Companies gain efficiencies by using such methods, “but the downside of it, obviously, is that you don't have control of the whole process anymore; it's not vertically integrated like it might have been several decades ago,” Mr. Strohl said.
As the supply chain exposure has gotten more attention, companies have grappled with how to cover it, experts said.
A lot of companies are under the impression that as long as their contracts with suppliers provide some protection against supply chain disruptions, “they don't have an issue,” said Randy L. Nornes, executive vp with Aon Risk Solutions in Chicago. But, as recent catastrophes have shown, it may be “the supplier of your supplier” where a disruption originates, he said.

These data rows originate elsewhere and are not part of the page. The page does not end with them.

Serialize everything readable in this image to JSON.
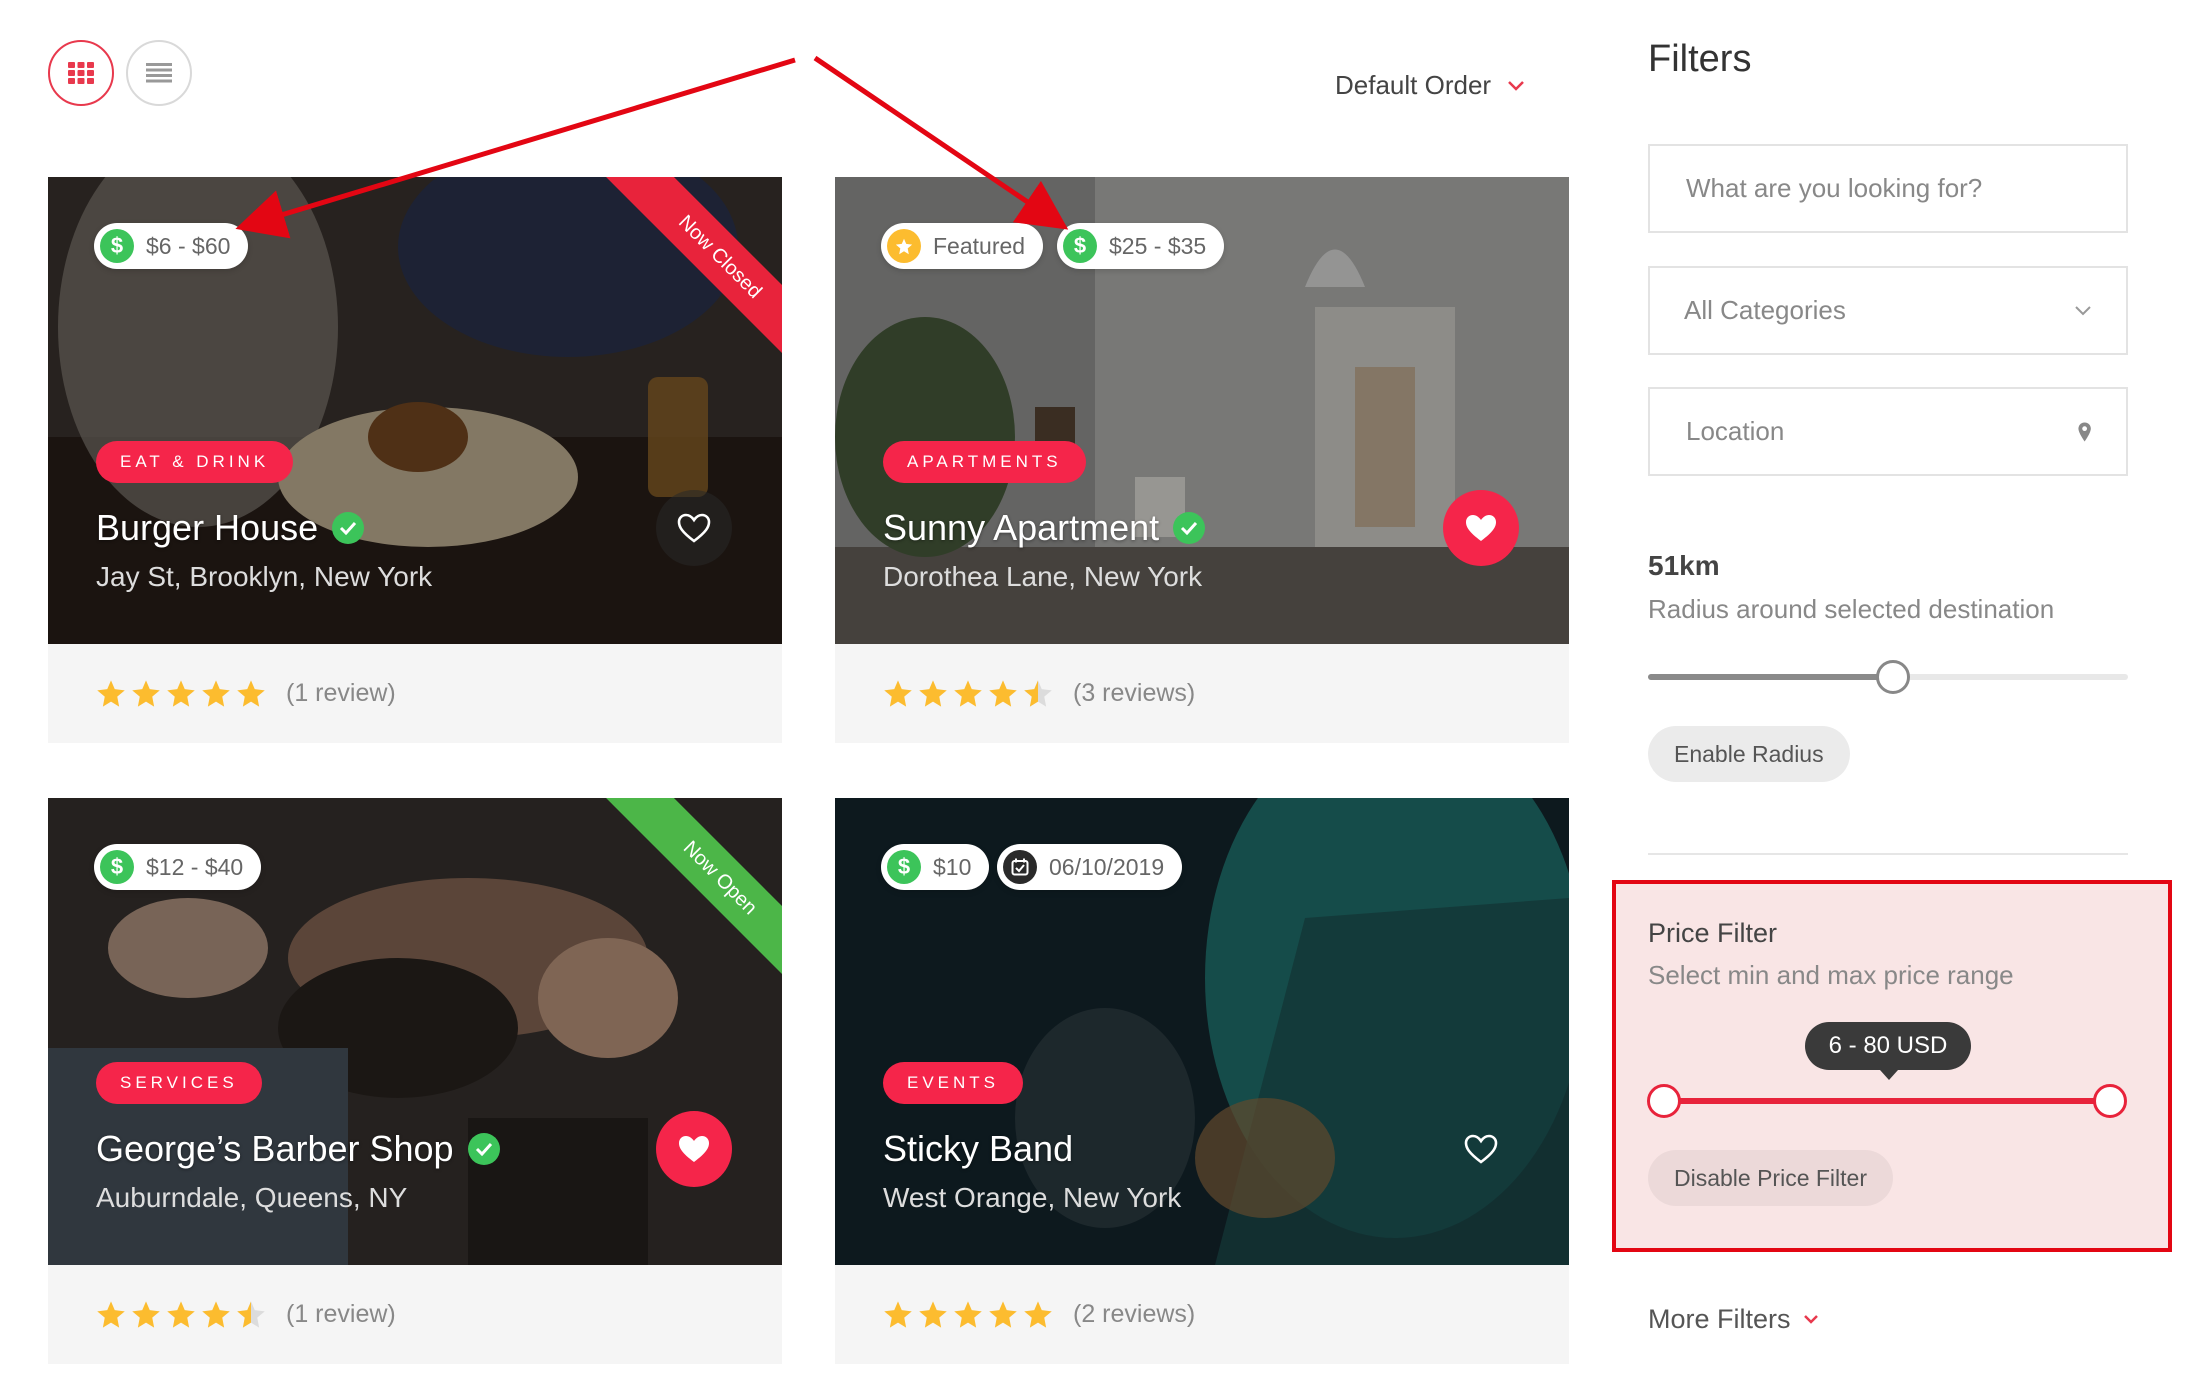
{
  "toolbar": {
    "view_grid_icon": "grid-icon",
    "view_list_icon": "list-icon",
    "sort_label": "Default Order"
  },
  "listings": [
    {
      "price": "$6 - $60",
      "category": "EAT & DRINK",
      "title": "Burger House",
      "address": "Jay St, Brooklyn, New York",
      "ribbon": "Now Closed",
      "ribbon_color": "#e8233b",
      "rating": 5,
      "reviews": "(1 review)",
      "favorite": false
    },
    {
      "featured": "Featured",
      "price": "$25 - $35",
      "category": "APARTMENTS",
      "title": "Sunny Apartment",
      "address": "Dorothea Lane, New York",
      "rating": 4.5,
      "reviews": "(3 reviews)",
      "favorite": true
    },
    {
      "price": "$12 - $40",
      "category": "SERVICES",
      "title": "George’s Barber Shop",
      "address": "Auburndale, Queens, NY",
      "ribbon": "Now Open",
      "ribbon_color": "#4cb648",
      "rating": 4.5,
      "reviews": "(1 review)",
      "favorite": true
    },
    {
      "price": "$10",
      "date": "06/10/2019",
      "category": "EVENTS",
      "title": "Sticky Band",
      "address": "West Orange, New York",
      "rating": 5,
      "reviews": "(2 reviews)",
      "favorite": false
    }
  ],
  "filters": {
    "title": "Filters",
    "search_placeholder": "What are you looking for?",
    "category_value": "All Categories",
    "location_placeholder": "Location",
    "radius_value": "51km",
    "radius_fraction": 0.51,
    "radius_desc": "Radius around selected destination",
    "enable_radius_label": "Enable Radius",
    "price_title": "Price Filter",
    "price_desc": "Select min and max price range",
    "price_range_label": "6 - 80 USD",
    "price_min": 6,
    "price_max": 80,
    "disable_price_label": "Disable Price Filter",
    "more_filters_label": "More Filters"
  },
  "colors": {
    "accent": "#f5254a",
    "star": "#fcbc2f",
    "verified": "#3cc45a",
    "annotation": "#e30613"
  }
}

The disruption could occur “even further down” the supply chain, said Nancy A. Green, Chicago-based executive vp, strategic account management at Aon Risk Solutions. Companies in many cases have not considered “how far down they need to manage the process,” she said.
In the aftermath of recent catastrophes, some companies have changed their approach to the supply chain exposure, sources said.
Many are reconsidering whether they should consolidate suppliers as a way to streamline their operations, said Gary S. Lynch, managing director and global leader of Marsh USA Inc.'s international trade and supply chain risk practice in Morristown, N.J. “There is definitely a reassessment of the speed at which they are moving to a kind of lean operation,” he said.
“It's great to take out inventory, synchronize the vendors and reduce the number of vendors,” he said, but those moves “complicate resiliency” when it comes to the supply chain.
As for consolidating suppliers, companies “are really thinking twice about that now” as the risks involved have come to the fore, Mr. Lynch said.
Risk managers often are not in a position to manage the risk. While most companies are aware of supply chain risks, “no one owns it” in many cases, Aon's Mr. Nornes said. “Nobody is really able to invest the time to actually look at it from an overall perspective.”
“Risk management is a great place to do that because they have the skill set to think about it that way,” he said.
But that generally is not the case, Willis' Mr. Strohl said. “It really hasn't been in their purview,” he said of risk managers. Instead, the responsibility generally has gone to “the people in the company who are responsible for sourcing product” because they are the ones establishing supplier relationships, he said.
“If you did this in a perfect world, what you would want is someone to project-manage the supply chain risk issue,” said Mr. Nornes. “This is where you need someone to raise their hand and say, "I'll run point on it, I'll meet with all the people who are connected—head of supply chain, logistics, operations, whatever the pieces are in a given company'” to manage the risk, he said.
Holly Daley, director, global risk management at Hitachi Data Systems Corp. in Santa Clara, Calif., said during a session at the conference that she has spent the past several years doing just that.
She said she has involved legal, tax, logistics and other departments “to bring the team together” to understand the supply chain exposure and its potential impact on Hitachi Data Systems.